These rituals assist individuals cope, a activity made tougher now as a result of there is not any escape from the dimensions of dying within the U.Okay. — past the annual common of round 600,000 — from the common sound of ambulance sirens to the alarming headlines on information bulletins.
“The backdrop of dying, of grief, round creates fairly a caustic context,” stated Andy Langford, medical director at Cruse, a number one charity for bereaved individuals.
Many left behind are not sure the place to hunt assist, partly as a result of they’re navigating the grieving course of at a time when native well being companies will not be working as regular.
Bereavement charities have stepped in, tailoring help teams on-line, which will attraction to those that could in any other case have been reluctant to look out assist in the pre-COVID-19 world.
However assets are stretched, particularly when the nation is commonly recording over 1,000 deaths a day. The federal government is being urged to supply additional funding to bolster helplines, counseling companies and different group help packages.
“It’s actually essential we don’t pathologize grief as indicative of psychological well being difficulties, however equally an enormous proportion of individuals will want help,” stated Dr. Charley Baker, affiliate professor of psychological well being on the College of Nottingham.
Many will not want any or solely minimal exterior help.

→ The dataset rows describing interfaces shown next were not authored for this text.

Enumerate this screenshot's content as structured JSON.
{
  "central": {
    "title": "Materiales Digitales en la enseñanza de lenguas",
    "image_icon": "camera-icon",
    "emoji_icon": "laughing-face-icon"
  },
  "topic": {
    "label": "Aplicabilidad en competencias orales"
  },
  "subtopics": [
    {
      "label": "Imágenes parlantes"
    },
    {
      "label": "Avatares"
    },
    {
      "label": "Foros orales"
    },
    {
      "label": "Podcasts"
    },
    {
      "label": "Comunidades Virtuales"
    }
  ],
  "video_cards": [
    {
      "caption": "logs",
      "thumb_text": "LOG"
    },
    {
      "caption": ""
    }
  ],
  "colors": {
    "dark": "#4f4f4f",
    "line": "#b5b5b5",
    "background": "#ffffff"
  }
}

However there’s a concern that a few of the grief is pent up: that individuals could also be be subconsciously shielding themselves from its full impression, they usually could find yourself being hit arduous because the pandemic comes below management.
“I feel will probably be unusual as a result of will probably be a very constructive factor when issues can hopefully get again to some extent of normality, however I feel that may even be a really tough second as a result of we’ve all been a bit frozen in time,” stated Jo Goodman, who misplaced her 72-year-old father Stuart final April, simply days after he examined constructive for the virus.
A few months after her father died, Goodman, 32, co-founded the COVID-19 Bereaved Households for Justice group to stress the federal government to again a public inquiry into how the pandemic was dealt with final spring.
“We will’t normalize the truth that a whole bunch upon a whole bunch of persons are dying on a regular basis and figuring out what their households are going by way of,” Goodman stated.
Prime Minister Boris Johnson has stated an inquiry will happen — however solely after the disaster is over. However already critics are arguing that the federal government has repeated the errors it made within the spring within the present resurgence, equivalent to locking down the nation too late. The U.Okay. can be contending with a brand new, extra contagious variant which will carry the next threat of dying than the unique pressure.
Bonner, in the meantime, is hoping that the nation will take the time to correctly mourn and is contemplating sending a letter to Johnson, who has but to again a nationwide commemoration for virus victims, to recommend a “a simultaneous remembrance service so these of us who’ve misplaced individuals to COVID can go someplace to hunt some solace.”
Observe AP’s pandemic protection at https://apnews.com/hub/coronavirus-pandemic and https://apnews.com/UnderstandingtheOutbreak.